#### What to do
Copy all records exactly; omit pictures.

Saved entries
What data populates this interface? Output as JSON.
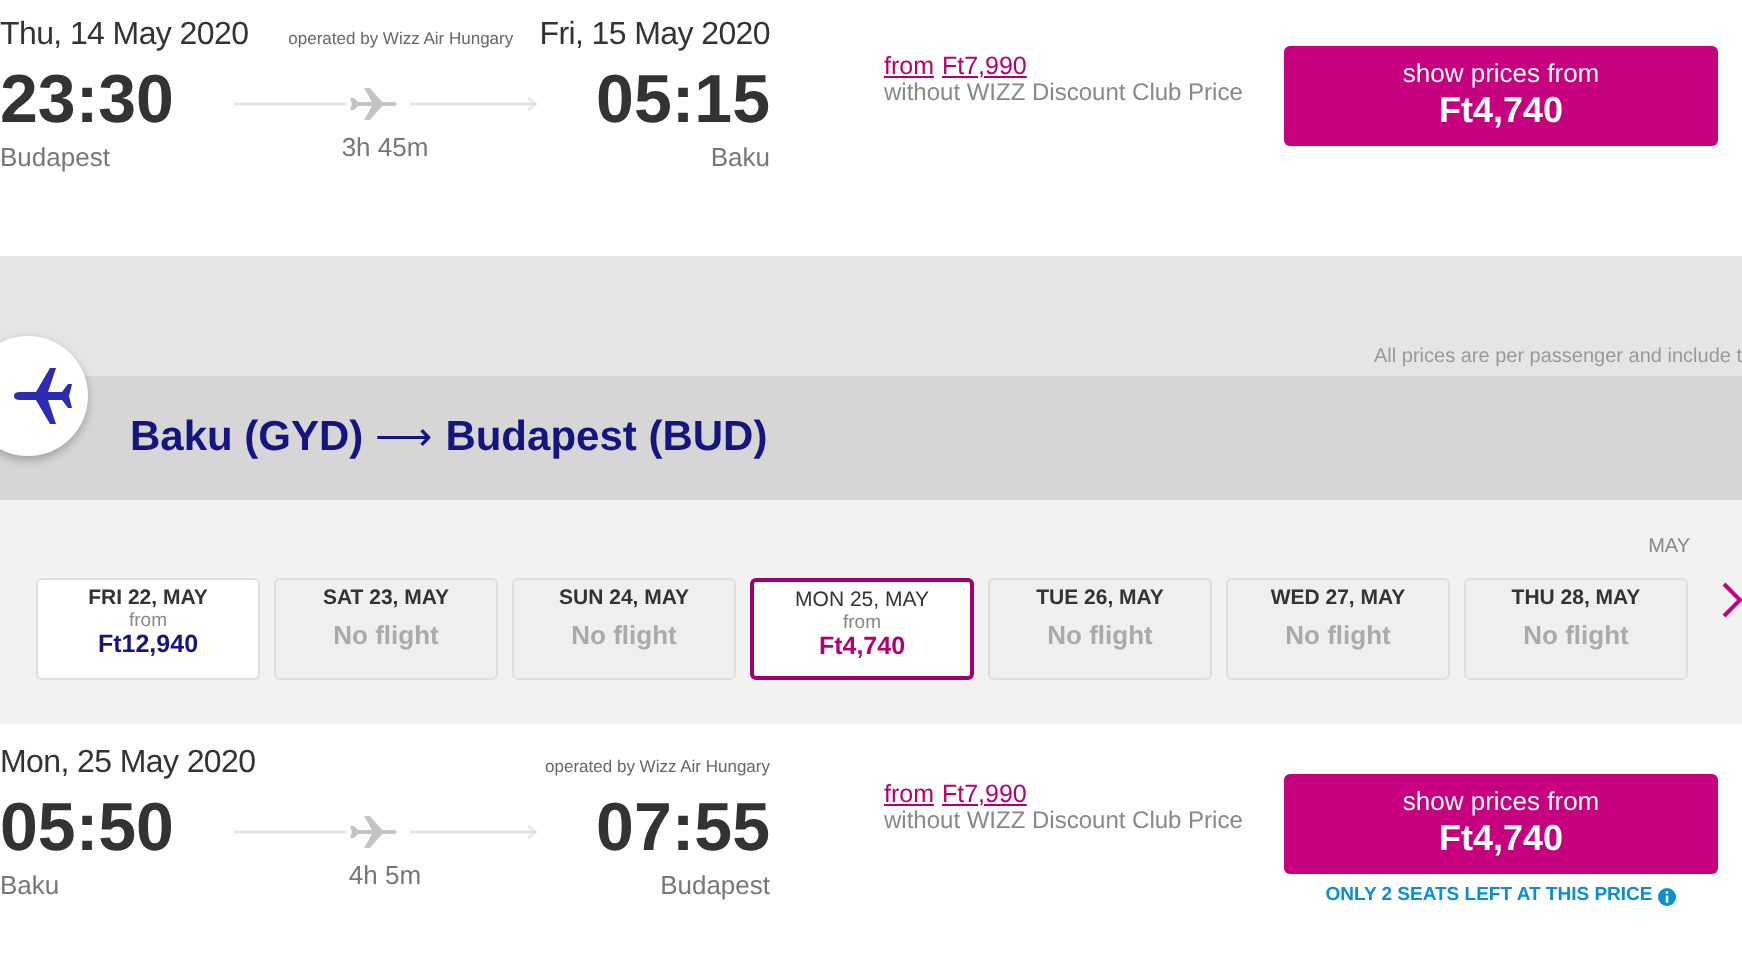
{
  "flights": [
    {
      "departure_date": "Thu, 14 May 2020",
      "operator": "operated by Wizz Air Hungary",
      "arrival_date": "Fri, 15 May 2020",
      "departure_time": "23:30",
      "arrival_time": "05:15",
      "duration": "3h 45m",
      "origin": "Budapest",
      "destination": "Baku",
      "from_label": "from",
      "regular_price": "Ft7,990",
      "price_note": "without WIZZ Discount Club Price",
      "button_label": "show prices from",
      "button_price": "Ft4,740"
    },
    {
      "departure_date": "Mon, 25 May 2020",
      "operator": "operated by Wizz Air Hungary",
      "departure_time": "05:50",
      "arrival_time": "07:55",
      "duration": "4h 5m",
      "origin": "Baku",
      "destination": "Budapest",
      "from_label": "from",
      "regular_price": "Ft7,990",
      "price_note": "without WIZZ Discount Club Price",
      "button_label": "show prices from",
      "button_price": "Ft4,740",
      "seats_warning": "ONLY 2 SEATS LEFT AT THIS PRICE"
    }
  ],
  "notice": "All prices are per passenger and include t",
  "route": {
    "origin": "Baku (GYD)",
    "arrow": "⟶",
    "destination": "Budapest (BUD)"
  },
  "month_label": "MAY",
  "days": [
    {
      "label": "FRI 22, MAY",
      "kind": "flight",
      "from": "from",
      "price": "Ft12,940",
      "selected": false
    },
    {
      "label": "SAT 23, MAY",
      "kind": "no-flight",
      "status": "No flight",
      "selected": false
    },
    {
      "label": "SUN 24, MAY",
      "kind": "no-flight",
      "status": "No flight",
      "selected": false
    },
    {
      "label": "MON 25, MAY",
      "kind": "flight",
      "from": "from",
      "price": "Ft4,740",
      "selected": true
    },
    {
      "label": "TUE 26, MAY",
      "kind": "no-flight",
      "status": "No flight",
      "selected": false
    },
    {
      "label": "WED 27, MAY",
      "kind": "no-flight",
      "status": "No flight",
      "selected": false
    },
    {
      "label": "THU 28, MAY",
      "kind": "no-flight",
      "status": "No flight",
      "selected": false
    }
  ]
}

#### Finished exercise
What data populates this interface? Output as JSON.
{
  "flights": [
    {
      "departure_date": "Thu, 14 May 2020",
      "operator": "operated by Wizz Air Hungary",
      "arrival_date": "Fri, 15 May 2020",
      "departure_time": "23:30",
      "arrival_time": "05:15",
      "duration": "3h 45m",
      "origin": "Budapest",
      "destination": "Baku",
      "from_label": "from",
      "regular_price": "Ft7,990",
      "price_note": "without WIZZ Discount Club Price",
      "button_label": "show prices from",
      "button_price": "Ft4,740"
    },
    {
      "departure_date": "Mon, 25 May 2020",
      "operator": "operated by Wizz Air Hungary",
      "departure_time": "05:50",
      "arrival_time": "07:55",
      "duration": "4h 5m",
      "origin": "Baku",
      "destination": "Budapest",
      "from_label": "from",
      "regular_price": "Ft7,990",
      "price_note": "without WIZZ Discount Club Price",
      "button_label": "show prices from",
      "button_price": "Ft4,740",
      "seats_warning": "ONLY 2 SEATS LEFT AT THIS PRICE"
    }
  ],
  "notice": "All prices are per passenger and include t",
  "route": {
    "origin": "Baku (GYD)",
    "arrow": "⟶",
    "destination": "Budapest (BUD)"
  },
  "month_label": "MAY",
  "days": [
    {
      "label": "FRI 22, MAY",
      "kind": "flight",
      "from": "from",
      "price": "Ft12,940",
      "selected": false
    },
    {
      "label": "SAT 23, MAY",
      "kind": "no-flight",
      "status": "No flight",
      "selected": false
    },
    {
      "label": "SUN 24, MAY",
      "kind": "no-flight",
      "status": "No flight",
      "selected": false
    },
    {
      "label": "MON 25, MAY",
      "kind": "flight",
      "from": "from",
      "price": "Ft4,740",
      "selected": true
    },
    {
      "label": "TUE 26, MAY",
      "kind": "no-flight",
      "status": "No flight",
      "selected": false
    },
    {
      "label": "WED 27, MAY",
      "kind": "no-flight",
      "status": "No flight",
      "selected": false
    },
    {
      "label": "THU 28, MAY",
      "kind": "no-flight",
      "status": "No flight",
      "selected": false
    }
  ]
}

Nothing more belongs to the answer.